FILE PHOTO: People walk through autumnal leaves in front of the financial district in London, Britain, November 21, 2019. REUTERS/Hannah McKay/File Photo
Below are the biggest issues he has to deal with.
As soon as the United Kingdom formally leaves the EU on Jan. 31 it can start negotiating trade deals with other countries.
The European Union – which accounts for about half of the United Kingdom’s trade – along with the United States are the government’s top priority for securing new trade deals.
A sticking point in U.S. talks will be a British proposal for a unilateral digital services tax, despite a U.S. threat to levy retaliatory tariffs on British-made autos.
Brexit strained the bonds which tie the United Kingdom together: England and Wales voted to leave the EU but Scotland and Northern Ireland voted to stay.
Scottish nationalists are pushing for an independence referendum which Johnson says he will not allow. Irish nationalists also want a referendum on uniting Ireland.
TRUMP AND CHINA

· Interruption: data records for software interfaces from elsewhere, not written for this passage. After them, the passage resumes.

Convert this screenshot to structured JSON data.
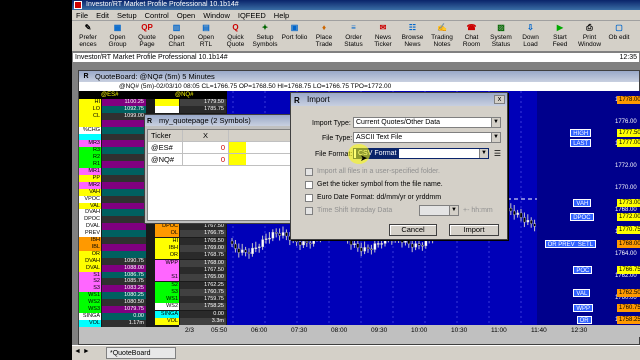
{
  "app": {
    "title": "Investor/RT Market Profile Professional 10.1b14#",
    "menu": [
      "File",
      "Edit",
      "Setup",
      "Control",
      "Open",
      "Window",
      "IQFEED",
      "Help"
    ],
    "toolbar": [
      {
        "label": "Prefer ences",
        "icon": "preferences-icon"
      },
      {
        "label": "Open Group",
        "icon": "open-group-icon"
      },
      {
        "label": "Quote Page",
        "icon": "quote-page-icon"
      },
      {
        "label": "Open Chart",
        "icon": "open-chart-icon"
      },
      {
        "label": "Open RTL",
        "icon": "open-rtl-icon"
      },
      {
        "label": "Quick Quote",
        "icon": "quick-quote-icon"
      },
      {
        "label": "Setup Symbols",
        "icon": "setup-symbols-icon"
      },
      {
        "label": "Port folio",
        "icon": "portfolio-icon"
      },
      {
        "label": "Place Trade",
        "icon": "place-trade-icon"
      },
      {
        "label": "Order Status",
        "icon": "order-status-icon"
      },
      {
        "label": "News Ticker",
        "icon": "news-ticker-icon"
      },
      {
        "label": "Browse News",
        "icon": "browse-news-icon"
      },
      {
        "label": "Trading Notes",
        "icon": "trading-notes-icon"
      },
      {
        "label": "Chat Room",
        "icon": "chat-room-icon"
      },
      {
        "label": "System Status",
        "icon": "system-status-icon"
      },
      {
        "label": "Down Load",
        "icon": "download-icon"
      },
      {
        "label": "Start Feed",
        "icon": "start-feed-icon"
      },
      {
        "label": "Print Window",
        "icon": "print-window-icon"
      },
      {
        "label": "Ob edit",
        "icon": "object-edit-icon"
      }
    ],
    "status_text": "Investor/RT Market Profile Professional 10.1b14#",
    "status_time": "12:35",
    "taskbar_tab": "*QuoteBoard"
  },
  "quoteboard": {
    "title": "QuoteBoard: @NQ# (5m) 5 Minutes",
    "info": "@NQ# (5m)-02/03/10 08:05 CL=1766.75 OP=1768.50 HI=1768.75 LO=1766.75 TPO=1772.00",
    "time_labels": [
      "05:50",
      "06:00",
      "07:30",
      "08:00",
      "09:30",
      "10:00",
      "10:30",
      "11:00",
      "11:40",
      "12:30"
    ],
    "page_label": "2/3",
    "right_prices": [
      "1778.00",
      "1776.00",
      "1774.00",
      "1772.00",
      "1770.00",
      "1768.00",
      "1766.00",
      "1764.00",
      "1762.00",
      "1760.00",
      "1758.00"
    ],
    "right_tags": [
      {
        "text": "1778.00",
        "label": "",
        "color": "#ff9900"
      },
      {
        "text": "1777.50",
        "label": "HIGH",
        "color": "#ffff00"
      },
      {
        "text": "1777.00",
        "label": "LAST",
        "color": "#ffff00"
      },
      {
        "text": "1773.00",
        "label": "VAH",
        "color": "#ffff00"
      },
      {
        "text": "1772.00",
        "label": "DPOC",
        "color": "#ffff00"
      },
      {
        "text": "1770.75",
        "label": "",
        "color": "#ffff00"
      },
      {
        "text": "1768.00",
        "label": "OR PREV_SETL",
        "color": "#ff9900"
      },
      {
        "text": "1766.75",
        "label": "POC",
        "color": "#ffff00"
      },
      {
        "text": "1762.50",
        "label": "VAL",
        "color": "#ff9900"
      },
      {
        "text": "1760.75",
        "label": "WPP",
        "color": "#ff9900"
      },
      {
        "text": "1758.25",
        "label": "OR",
        "color": "#ff9900"
      }
    ],
    "left_col1_label": "@ES#",
    "left_col2_label": "@NQ#",
    "left_rows1": [
      [
        "HI",
        "1100.25"
      ],
      [
        "LO",
        "1092.75"
      ],
      [
        "CL",
        "1099.00"
      ],
      [
        "",
        ""
      ],
      [
        "%CHG",
        ""
      ],
      [
        "",
        ""
      ],
      [
        "MR3",
        ""
      ],
      [
        "R3",
        ""
      ],
      [
        "R2",
        ""
      ],
      [
        "R1",
        ""
      ],
      [
        "MR1",
        ""
      ],
      [
        "PP",
        ""
      ],
      [
        "MR2",
        ""
      ],
      [
        "VAH",
        ""
      ],
      [
        "VPOC",
        ""
      ],
      [
        "VAL",
        ""
      ],
      [
        "DVAH",
        ""
      ],
      [
        "DPOC",
        ""
      ],
      [
        "DVAL",
        ""
      ],
      [
        "PREV",
        ""
      ],
      [
        "IBH",
        ""
      ],
      [
        "IBL",
        ""
      ],
      [
        "OR",
        ""
      ],
      [
        "DVAH",
        "1090.75"
      ],
      [
        "DVAL",
        "1088.00"
      ],
      [
        "S1",
        "1086.75"
      ],
      [
        "S2",
        "1085.75"
      ],
      [
        "S3",
        "1083.25"
      ],
      [
        "WS1",
        "1080.25"
      ],
      [
        "WS2",
        "1080.50"
      ],
      [
        "WS3",
        "1079.75"
      ],
      [
        "SINGA",
        "0.00"
      ],
      [
        "VOL",
        "1.17m"
      ]
    ],
    "left_rows2": [
      [
        "",
        "1779.50"
      ],
      [
        "",
        "1785.75"
      ],
      [
        "",
        "1774.50"
      ],
      [
        "",
        "1777.00"
      ],
      [
        "",
        ""
      ],
      [
        "",
        ""
      ],
      [
        "",
        ""
      ],
      [
        "",
        ""
      ],
      [
        "",
        ""
      ],
      [
        "",
        ""
      ],
      [
        "",
        ""
      ],
      [
        "",
        ""
      ],
      [
        "",
        ""
      ],
      [
        "",
        ""
      ],
      [
        "",
        ""
      ],
      [
        "OP",
        "1769.00"
      ],
      [
        "PREV",
        "1768.00"
      ],
      [
        "DPOC",
        "1767.50"
      ],
      [
        "OL",
        "1766.75"
      ],
      [
        "HI",
        "1765.50"
      ],
      [
        "IBH",
        "1769.00"
      ],
      [
        "OR",
        "1768.75"
      ],
      [
        "WPP",
        "1768.00"
      ],
      [
        "",
        "1767.50"
      ],
      [
        "S1",
        "1765.00"
      ],
      [
        "S2",
        "1762.25"
      ],
      [
        "S3",
        "1760.75"
      ],
      [
        "WS1",
        "1759.75"
      ],
      [
        "WS2",
        "1758.25"
      ],
      [
        "SINGA",
        "0.00"
      ],
      [
        "VOL",
        "3.3m"
      ]
    ]
  },
  "quotepage": {
    "title": "my_quotepage (2 Symbols)",
    "col_ticker": "Ticker",
    "col_x": "X",
    "rows": [
      {
        "ticker": "@ES#",
        "value": "0"
      },
      {
        "ticker": "@NQ#",
        "value": "0"
      }
    ]
  },
  "dialog": {
    "title": "Import",
    "import_type_label": "Import Type:",
    "import_type_value": "Current Quotes/Other Data",
    "file_type_label": "File Type:",
    "file_type_value": "ASCII Text File",
    "file_format_label": "File Format:",
    "file_format_value": "CSV Format",
    "opt_all_files": "Import all files in a user-specified folder.",
    "opt_ticker": "Get the ticker symbol from the file name.",
    "opt_euro": "Euro Date Format: dd/mm/yr or yrddmm",
    "opt_timeshift": "Time Shift Intraday Data",
    "timeshift_suffix": "+- hh:mm",
    "cancel_label": "Cancel",
    "import_label": "Import"
  },
  "colors": {
    "chart_bg": "#0000b8",
    "axis_bg": "#00008c",
    "tag_yellow": "#ffff00",
    "tag_orange": "#ff9900",
    "highlight": "#ffff00",
    "selection": "#0a246a"
  }
}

Johnson granted Huawei a limited role in Britain’s 5G mobile network on Tuesday, frustrating a global attempt by the United States to exclude the Chinese telecoms giant from the West’s next-generation communications.
It is unclear what impact the decision will have on relations with the Untied States – the United Kingdom’s closest ally. China has also cautioned the United Kingdom for what it says is meddling in Hong Kong –